I wanted to write a big and big-hearted story in what Matthew sometimes calls the suburbs-world. I wanted glories and tragedies and courage, all in that suburban setting.
Can you expand on the use of the bridge as a metaphor?
I think I’ve always thought of bridges being part of books and stories. As the narrator of Bridge of Clay, there are times when Matthew talks to the reader a lot, about the distance between him as the writer of the story and the reader as the recipient. I’ve always imagined that as well – that I’m writing in one place, and the words are stretching to wherever the reader is reading the book. In that way, the reader is part of the book, even in the act of writing it.
In a more direct and story-oriented way, the bridges in Bridge of Clay are everywhere. Clay, especially, is building a bridge for his family, to bring it back together, but he’s simultaneously finding his own way of leaving. It’s both a bridge towards home and beyond it. And Matthew is building his own bridge, not only to an understanding of his brother, but to a new understanding of just how much he loves him. It’s why he’s writing the story: the words are a proof of love.
I read Bridge of Clay directly after finishing Tim Winton’s The Shepherd’s Hut and I feel it raises similar themes of masculinity, the question of how to channel young men’s energies and sensibilities. In short, how do we raise good men? Could you comment on that?
Probably the first way is to tell the truth, which isn’t to say that boys will be boys, and be done with it. My first priority is always to write from the inside out, which is to serve the characters of the book, and the story. What I’ve arrived at later is an understanding that if I was subconsciously trying to do anything, it was to write about boys in a way that shows them both how they are, and how we’d like them to be.
The Dunbar boys are rough and boisterous and raw, but I hope they’re beautiful too, and full of love and loyalty, and even tenderness. Maybe the first way to address this idea of positive masculinity is that it’s actually pretty complex.
One of the bigger lines in Bridge of Clay is when Matthew says, “It’s a mystery, even to me, how boys and brothers love.” Like everything else worth fighting for in our lives, the idea of raising good men feels to me like something that never ends. It will to and fro between triumphs and failures, but the centre feels a lot like Clay and his brothers themselves; they fight and scrap and argue their way through the world and each other, but they never give up on each other either, or on themselves. @michelemagwood
Established as a title in 1896, Ons Klyntji has risen, died, been reborn, died off again and finally been reinvented somewhere in the murky 1990s to become what it is today: a 144 page, pocket-sized annual of the doen en late of South Africans at home and abroad.
Afrikaans and English sit side by side (plus bits and bobs of other languages) to create a kind of restless vernacular in poem-form, short story-shape, photographs, cartoons, funny things, rude things, sad things and just plain truths too.
The 2018/19 edition of Ons Klyntji Internasionaal will be launched at The Book Lounge on Wednesday 5 December at 5:30 PM for 6 PM.
Zines will be on sale.
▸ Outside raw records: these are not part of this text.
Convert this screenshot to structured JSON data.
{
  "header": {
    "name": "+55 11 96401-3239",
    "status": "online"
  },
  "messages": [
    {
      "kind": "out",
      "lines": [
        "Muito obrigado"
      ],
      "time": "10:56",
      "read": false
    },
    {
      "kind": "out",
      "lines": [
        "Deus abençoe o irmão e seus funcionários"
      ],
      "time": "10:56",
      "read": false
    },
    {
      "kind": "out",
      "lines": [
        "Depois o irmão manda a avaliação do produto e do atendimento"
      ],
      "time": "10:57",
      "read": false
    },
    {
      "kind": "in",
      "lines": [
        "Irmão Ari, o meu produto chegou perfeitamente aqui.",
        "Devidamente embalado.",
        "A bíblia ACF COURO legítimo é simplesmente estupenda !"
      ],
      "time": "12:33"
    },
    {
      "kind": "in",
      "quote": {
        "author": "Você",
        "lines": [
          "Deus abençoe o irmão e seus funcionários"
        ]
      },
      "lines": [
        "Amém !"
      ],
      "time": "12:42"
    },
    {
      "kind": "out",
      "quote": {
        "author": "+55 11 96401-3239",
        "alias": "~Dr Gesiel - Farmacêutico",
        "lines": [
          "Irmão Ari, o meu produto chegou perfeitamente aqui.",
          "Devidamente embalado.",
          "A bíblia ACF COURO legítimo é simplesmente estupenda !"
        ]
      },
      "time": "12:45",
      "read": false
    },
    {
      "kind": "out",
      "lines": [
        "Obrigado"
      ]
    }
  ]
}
RSVP to email@example.com
Oh yes, there will be free wine!
Ons Klyntji is sponsored by Oppikoppi music festival and Woordfees.
Join Jenny Crwys-Williams at her annual Big Book Brunch for a morning of fabulous authors, interviews, books, brunch, bubbly, lucky draws, prizes and much more!